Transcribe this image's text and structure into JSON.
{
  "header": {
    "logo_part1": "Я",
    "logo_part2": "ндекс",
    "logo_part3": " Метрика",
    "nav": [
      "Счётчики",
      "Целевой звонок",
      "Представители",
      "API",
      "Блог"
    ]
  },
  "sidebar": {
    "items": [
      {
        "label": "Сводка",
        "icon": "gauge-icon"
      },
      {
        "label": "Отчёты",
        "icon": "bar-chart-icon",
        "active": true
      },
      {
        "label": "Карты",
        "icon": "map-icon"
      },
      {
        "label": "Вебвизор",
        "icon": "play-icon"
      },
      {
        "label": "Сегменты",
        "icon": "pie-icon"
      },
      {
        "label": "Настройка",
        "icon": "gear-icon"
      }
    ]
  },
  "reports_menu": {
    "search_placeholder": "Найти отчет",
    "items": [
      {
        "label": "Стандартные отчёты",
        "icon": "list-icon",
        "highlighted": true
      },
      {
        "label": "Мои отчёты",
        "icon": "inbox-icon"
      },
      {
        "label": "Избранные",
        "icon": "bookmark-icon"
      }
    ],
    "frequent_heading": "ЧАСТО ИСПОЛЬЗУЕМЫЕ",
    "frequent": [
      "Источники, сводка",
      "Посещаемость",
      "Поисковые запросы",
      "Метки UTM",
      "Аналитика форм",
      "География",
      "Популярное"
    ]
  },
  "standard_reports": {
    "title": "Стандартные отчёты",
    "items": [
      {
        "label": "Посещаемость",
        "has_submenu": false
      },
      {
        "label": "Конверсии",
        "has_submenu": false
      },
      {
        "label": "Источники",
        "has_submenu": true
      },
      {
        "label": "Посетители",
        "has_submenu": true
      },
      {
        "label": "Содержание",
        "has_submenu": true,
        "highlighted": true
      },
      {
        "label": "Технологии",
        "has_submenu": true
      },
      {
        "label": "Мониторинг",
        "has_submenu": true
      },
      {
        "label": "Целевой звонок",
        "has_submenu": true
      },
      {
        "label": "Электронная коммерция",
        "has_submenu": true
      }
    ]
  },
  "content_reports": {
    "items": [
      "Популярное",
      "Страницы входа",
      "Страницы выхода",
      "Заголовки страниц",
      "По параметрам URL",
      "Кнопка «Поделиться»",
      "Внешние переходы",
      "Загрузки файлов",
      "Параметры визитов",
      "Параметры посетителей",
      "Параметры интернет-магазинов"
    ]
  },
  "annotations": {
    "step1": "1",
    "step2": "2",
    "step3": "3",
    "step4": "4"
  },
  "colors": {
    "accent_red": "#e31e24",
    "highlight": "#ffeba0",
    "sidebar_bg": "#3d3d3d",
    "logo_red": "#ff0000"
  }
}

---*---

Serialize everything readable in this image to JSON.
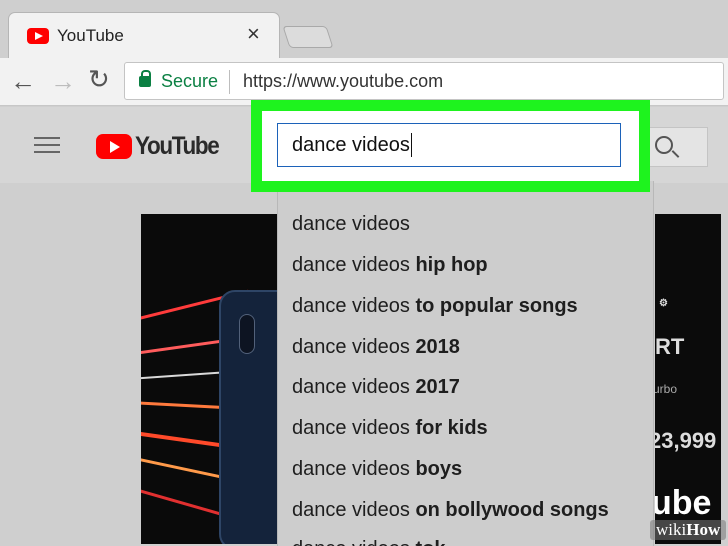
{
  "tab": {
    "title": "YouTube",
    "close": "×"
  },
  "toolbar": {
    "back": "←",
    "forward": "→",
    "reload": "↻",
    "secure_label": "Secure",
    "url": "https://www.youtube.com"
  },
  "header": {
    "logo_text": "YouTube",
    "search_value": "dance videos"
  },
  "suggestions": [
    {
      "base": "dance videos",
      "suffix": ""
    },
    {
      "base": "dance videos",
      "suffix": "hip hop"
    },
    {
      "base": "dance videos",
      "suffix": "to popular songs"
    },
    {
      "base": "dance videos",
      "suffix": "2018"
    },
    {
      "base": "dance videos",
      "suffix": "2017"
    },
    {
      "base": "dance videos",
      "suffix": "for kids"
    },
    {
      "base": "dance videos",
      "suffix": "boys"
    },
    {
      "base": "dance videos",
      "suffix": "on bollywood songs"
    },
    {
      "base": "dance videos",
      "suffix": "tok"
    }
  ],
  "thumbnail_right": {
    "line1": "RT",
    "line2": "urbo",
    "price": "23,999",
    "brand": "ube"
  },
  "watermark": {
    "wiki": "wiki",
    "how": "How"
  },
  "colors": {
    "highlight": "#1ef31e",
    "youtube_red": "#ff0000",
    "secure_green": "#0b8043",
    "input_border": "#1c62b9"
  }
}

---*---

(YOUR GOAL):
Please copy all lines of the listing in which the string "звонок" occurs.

(RESULT OF THIS EXERCISE):
      "Целевой звонок",
        "label": "Целевой звонок",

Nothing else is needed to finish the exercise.